▶ **Your goal**: Of all the lines in the records below, copy only those that contain the string "Mohamed".

▶ **App and web page records**:
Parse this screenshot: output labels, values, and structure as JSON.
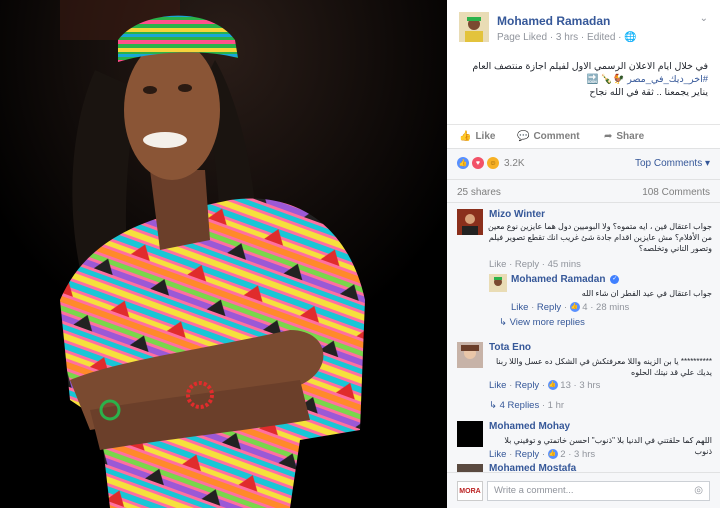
{
  "post": {
    "author": "Mohamed Ramadan",
    "meta": "Page Liked · 3 hrs · Edited ·",
    "text_line1": "في خلال ايام الاعلان الرسمي الاول لفيلم اجازة منتصف العام",
    "text_line2": "#اخر_ديك_في_مصر 🐓🍾 🔜",
    "text_line3": "يناير يجمعنا .. ثقة في الله نجاح",
    "actions": {
      "like": "Like",
      "comment": "Comment",
      "share": "Share"
    }
  },
  "feedback": {
    "reaction_count": "3.2K",
    "top_comments": "Top Comments ▾",
    "shares": "25 shares",
    "comments": "108 Comments"
  },
  "comments": [
    {
      "name": "Mizo Winter",
      "text_line1": "جواب اعتقال فين ، ايه متموه؟ ولا البوميين دول هما عايزين نوع معين",
      "text_line2": "من الأفلام؟ مش عايزين اقدام جادة شئ غريب انك تقطع تصوير فيلم",
      "text_line3": "وتصور التاني وتخلصه؟",
      "actions": "Like · Reply · 45 mins"
    },
    {
      "name": "Mohamed Ramadan",
      "text_line1": "جواب اعتقال في عيد الفطر ان شاء الله",
      "like": "Like",
      "reply": "Reply",
      "count": "4",
      "time": "28 mins",
      "more": "View more replies"
    },
    {
      "name": "Tota Eno",
      "text_line1": "**********  يا بن الزينه واللا معرفتكش في الشكل ده عسل واللا ربنا",
      "text_line2": "يديك علي قد نيتك الحلوه",
      "like": "Like",
      "reply": "Reply",
      "count": "13",
      "time": "3 hrs",
      "replies": "4 Replies",
      "replies_time": "1 hr"
    },
    {
      "name": "Mohamed Mohay",
      "text_line1": "اللهم كما حلقتني في الدنيا بلا \"ذنوب\" احسن خاتمتي و توفيني بلا ذنوب",
      "like": "Like",
      "reply": "Reply",
      "count": "2",
      "time": "3 hrs"
    },
    {
      "name": "Mohamed Mostafa"
    }
  ],
  "composer": {
    "avatar_text": "MORA",
    "placeholder": "Write a comment..."
  },
  "icons": {
    "chevron": "chevron-down-icon",
    "globe": "globe-icon",
    "like": "thumbs-up-icon",
    "comment": "speech-bubble-icon",
    "share": "share-arrow-icon",
    "camera": "camera-icon"
  },
  "colors": {
    "link": "#365899",
    "muted": "#90949c",
    "like_blue": "#5890ff",
    "love_red": "#f25268"
  }
}
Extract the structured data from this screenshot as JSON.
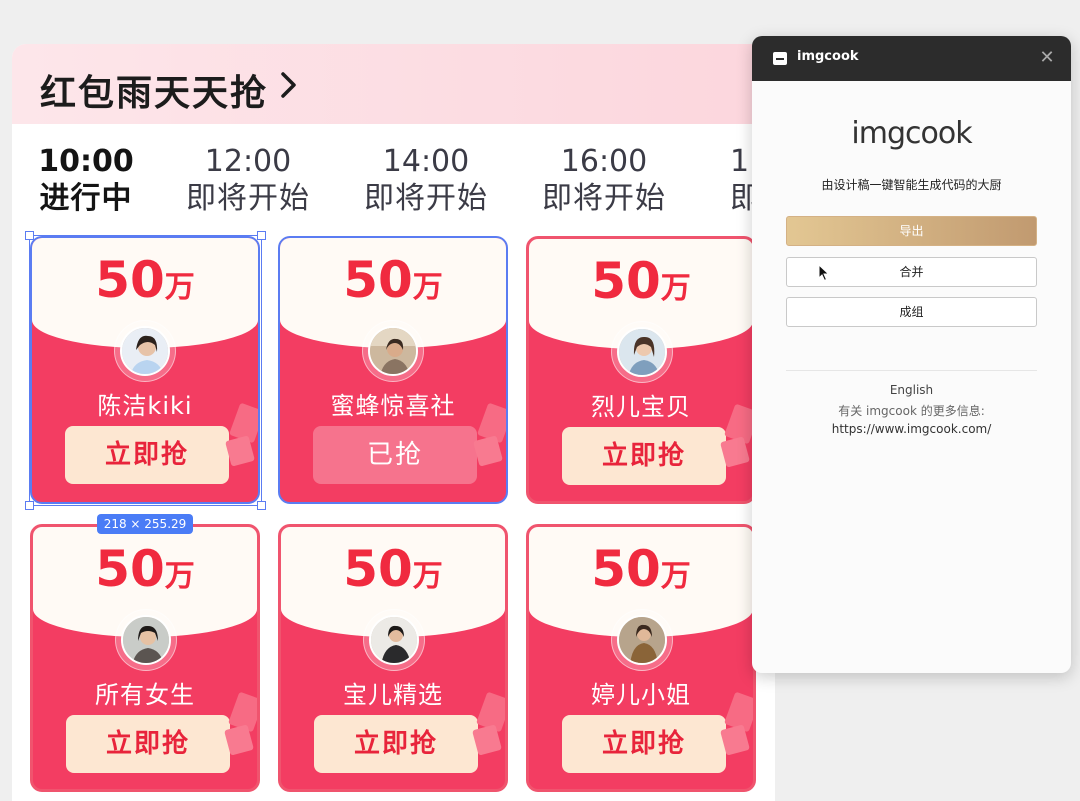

▶ **Response**:
    "author": "Mohamed Ramadan",
      "name": "Mohamed Ramadan",
      "name": "Mohamed Mohay",
      "name": "Mohamed Mostafa"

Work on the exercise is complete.